**ASSIGNED TASK**
Across all the entries below, how many lines contain the string "Lieferung"? The number by itself is the answer.

Excerpts from an interface dataset:

=== Begin Enclosure ===

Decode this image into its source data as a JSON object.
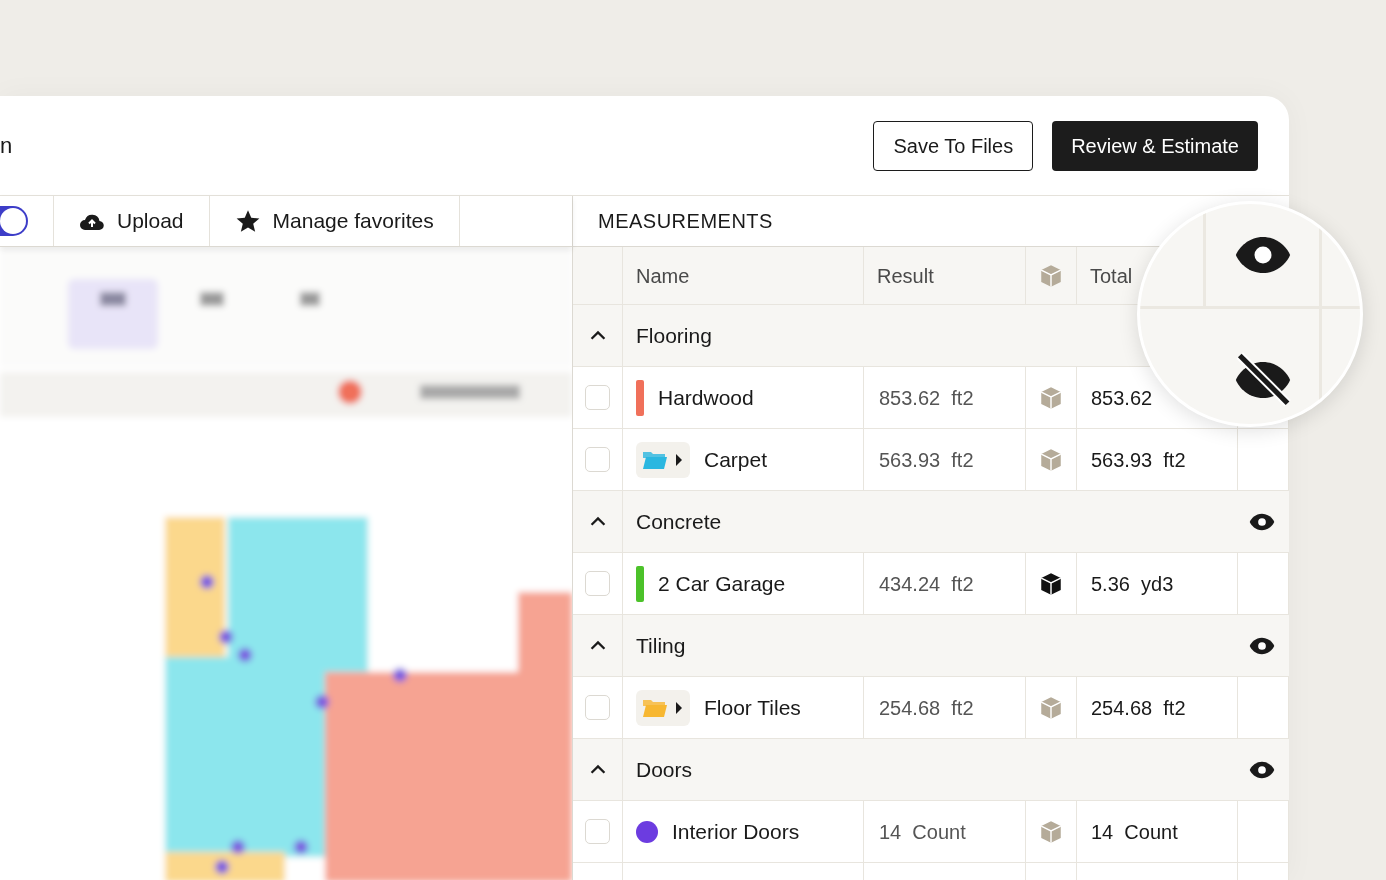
{
  "header": {
    "title": "n",
    "buttons": [
      {
        "label": "Save To Files",
        "kind": "outline"
      },
      {
        "label": "Review & Estimate",
        "kind": "primary"
      }
    ]
  },
  "toolbar": {
    "toggle": {
      "on": true
    },
    "items": [
      {
        "label": "Upload",
        "kind": "upload"
      },
      {
        "label": "Manage favorites",
        "kind": "favorites"
      }
    ]
  },
  "measurements": {
    "title": "MEASUREMENTS",
    "columns": [
      "Name",
      "Result",
      "Total"
    ],
    "groups": [
      {
        "name": "Flooring",
        "expanded": true,
        "visible": false,
        "items": [
          {
            "name": "Hardwood",
            "kind": "bar",
            "color": "#f0705a",
            "checked": false,
            "result": "853.62",
            "result_unit": "ft2",
            "volume": false,
            "total": "853.62"
          },
          {
            "name": "Carpet",
            "kind": "folder",
            "color": "#2bb7e0",
            "checked": false,
            "result": "563.93",
            "result_unit": "ft2",
            "volume": false,
            "total": "563.93",
            "total_unit": "ft2"
          }
        ]
      },
      {
        "name": "Concrete",
        "expanded": true,
        "visible": true,
        "items": [
          {
            "name": "2 Car Garage",
            "kind": "bar",
            "color": "#4cc22a",
            "checked": false,
            "result": "434.24",
            "result_unit": "ft2",
            "volume": true,
            "total": "5.36",
            "total_unit": "yd3"
          }
        ]
      },
      {
        "name": "Tiling",
        "expanded": true,
        "visible": true,
        "items": [
          {
            "name": "Floor Tiles",
            "kind": "folder",
            "color": "#f7b731",
            "checked": false,
            "result": "254.68",
            "result_unit": "ft2",
            "volume": false,
            "total": "254.68",
            "total_unit": "ft2"
          }
        ]
      },
      {
        "name": "Doors",
        "expanded": true,
        "visible": true,
        "items": [
          {
            "name": "Interior Doors",
            "kind": "dot",
            "color": "#6c3ce0",
            "checked": false,
            "result": "14",
            "result_unit": "Count",
            "volume": false,
            "total": "14",
            "total_unit": "Count"
          }
        ]
      }
    ]
  }
}
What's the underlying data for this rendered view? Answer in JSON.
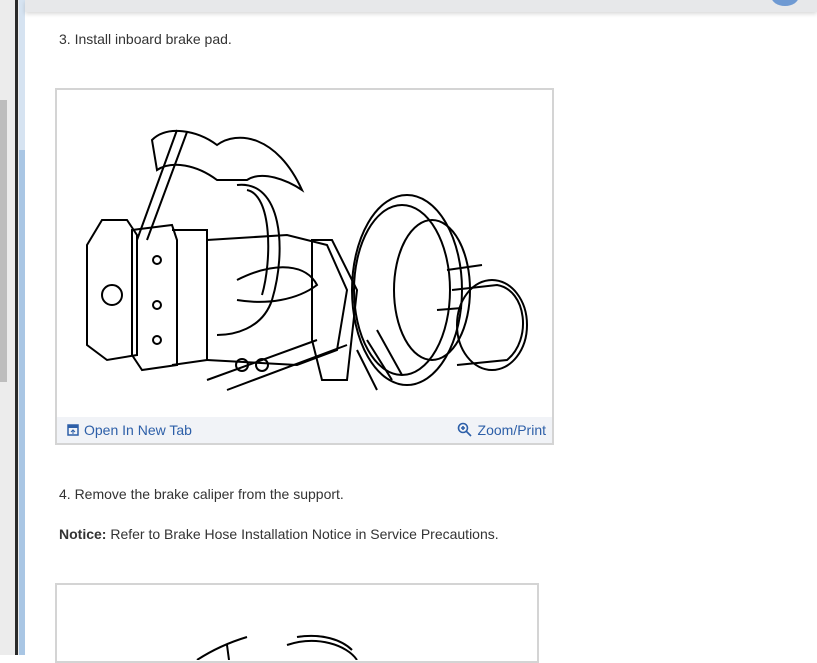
{
  "steps": [
    {
      "text": "3. Install inboard brake pad."
    },
    {
      "text": "4. Remove the brake caliper from the support."
    }
  ],
  "notice": {
    "label": "Notice:",
    "text": " Refer to Brake Hose Installation Notice in Service Precautions."
  },
  "figure": {
    "open_label": "Open In New Tab",
    "zoom_label": "Zoom/Print",
    "open_icon": "open-new-tab-icon",
    "zoom_icon": "zoom-in-icon"
  }
}
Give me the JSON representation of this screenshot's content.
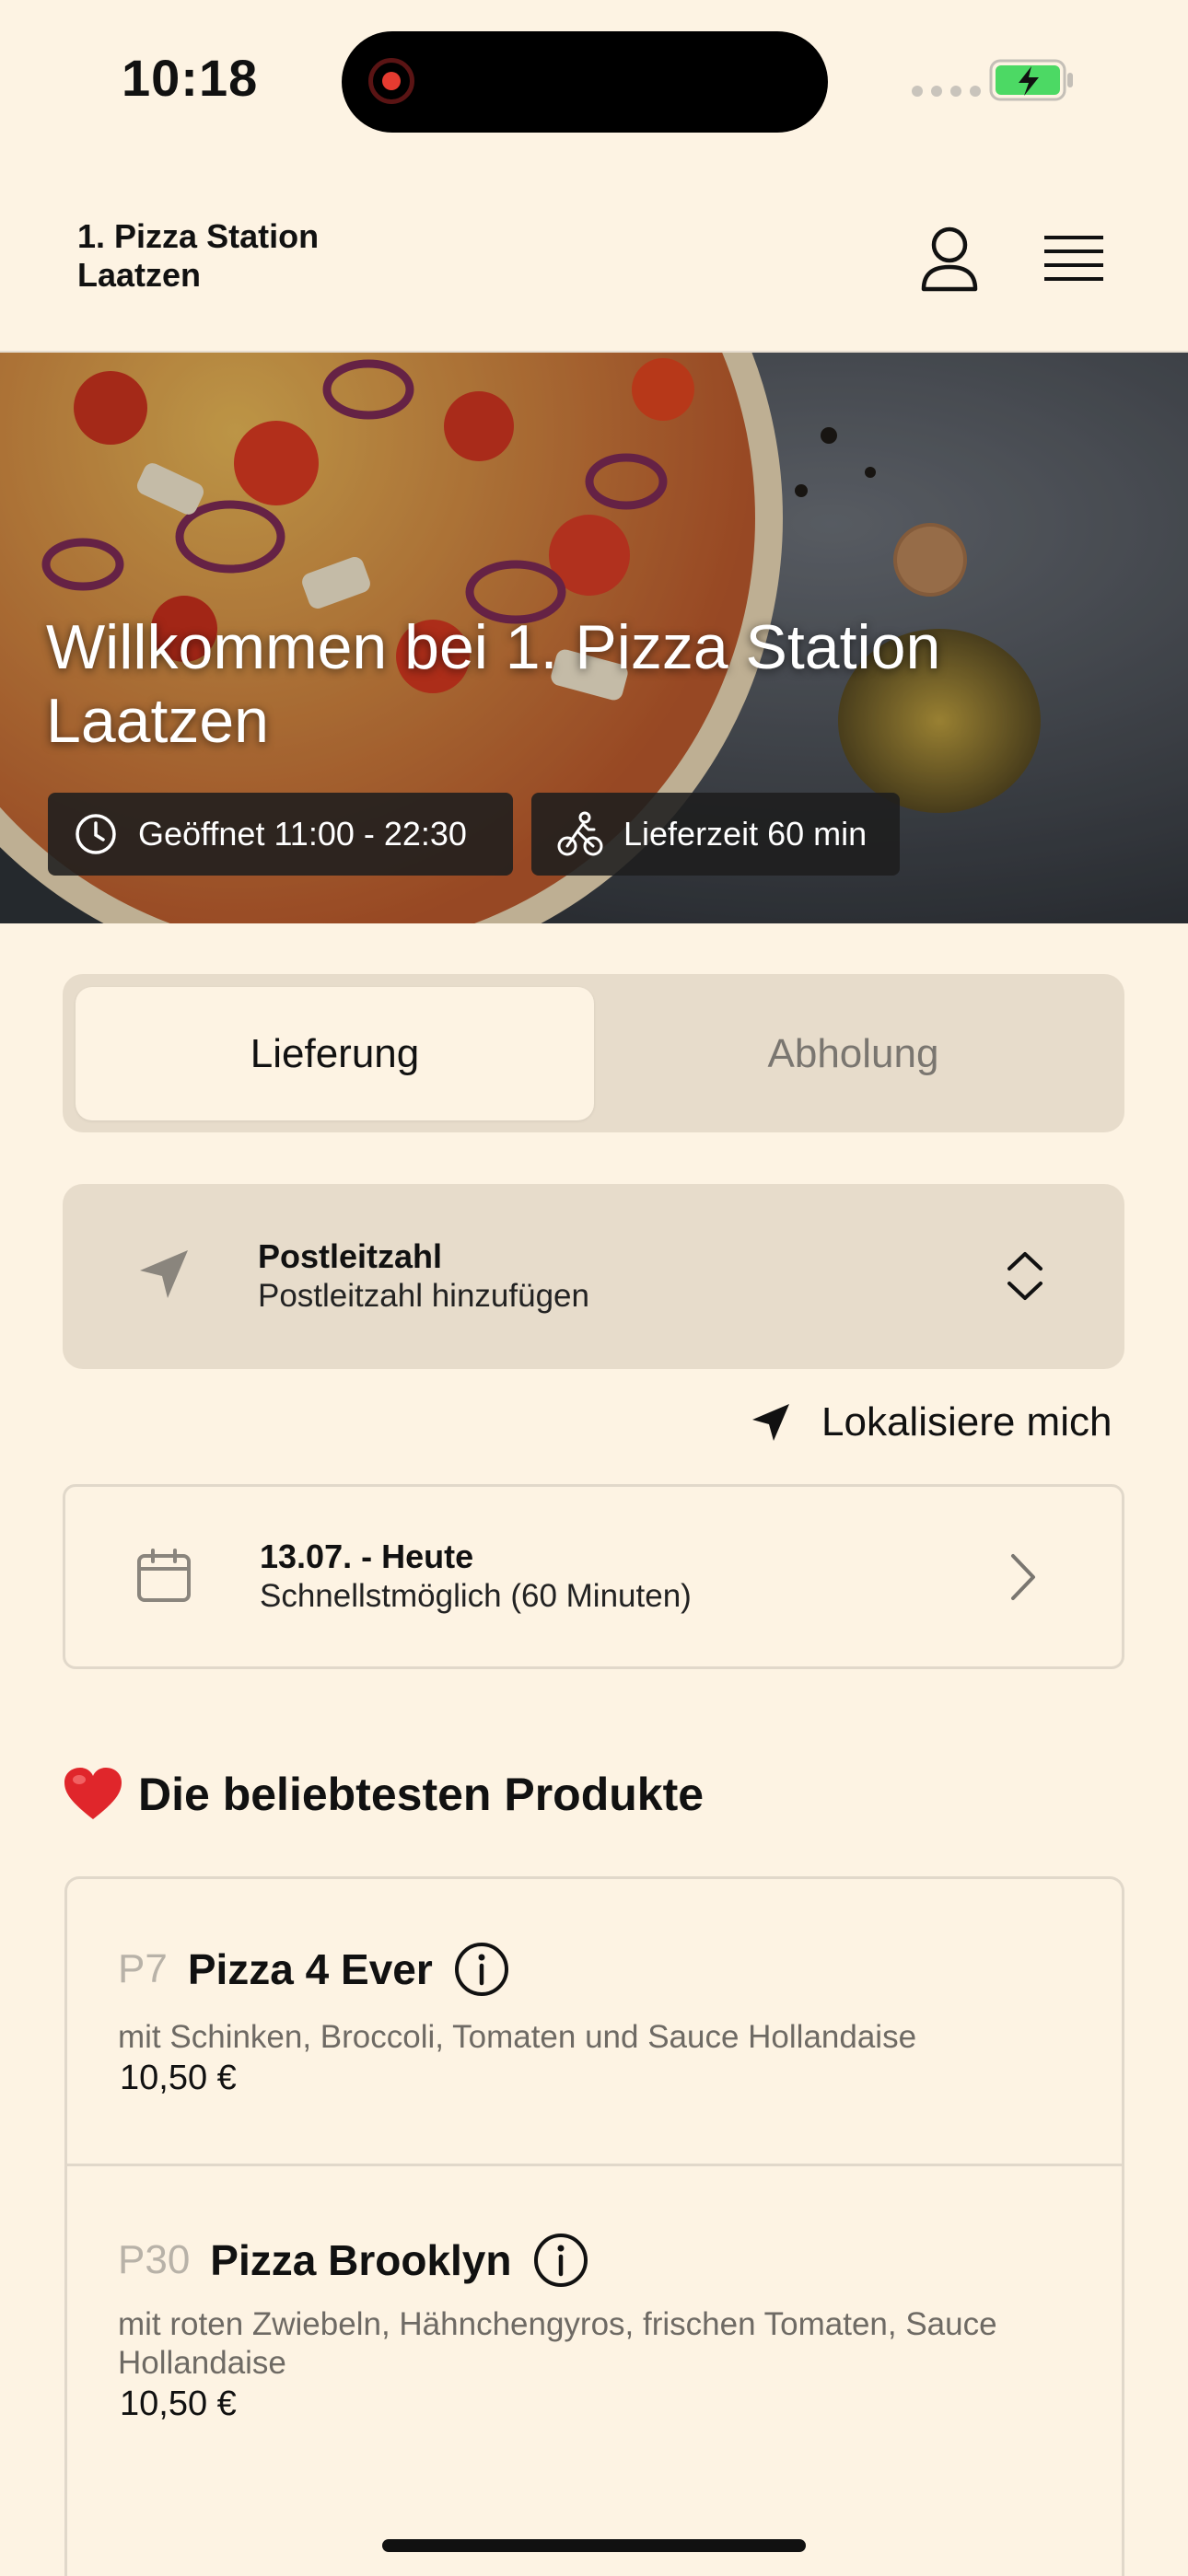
{
  "status_bar": {
    "time": "10:18"
  },
  "header": {
    "brand": "1. Pizza Station\nLaatzen"
  },
  "hero": {
    "title": "Willkommen bei 1. Pizza Station Laatzen",
    "opening_hours": "Geöffnet 11:00 - 22:30",
    "delivery_time": "Lieferzeit 60 min"
  },
  "mode_tabs": {
    "delivery": "Lieferung",
    "pickup": "Abholung",
    "selected": "Lieferung"
  },
  "postcode": {
    "label": "Postleitzahl",
    "placeholder": "Postleitzahl hinzufügen"
  },
  "locate_me": "Lokalisiere mich",
  "schedule": {
    "date": "13.07. - Heute",
    "time": "Schnellstmöglich (60 Minuten)"
  },
  "popular": {
    "title": "Die beliebtesten Produkte",
    "products": [
      {
        "code": "P7",
        "name": "Pizza 4 Ever",
        "description": "mit Schinken, Broccoli, Tomaten und Sauce  Hollandaise",
        "price": "10,50 €"
      },
      {
        "code": "P30",
        "name": "Pizza Brooklyn",
        "description": "mit roten Zwiebeln, Hähnchengyros, frischen Tomaten, Sauce Hollandaise",
        "price": "10,50 €"
      }
    ]
  },
  "colors": {
    "background": "#fdf3e3",
    "segment_bg": "#e7dccb",
    "battery": "#4cd964"
  }
}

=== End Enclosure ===

**RESPONSE FOR THIS EXERCISE**
2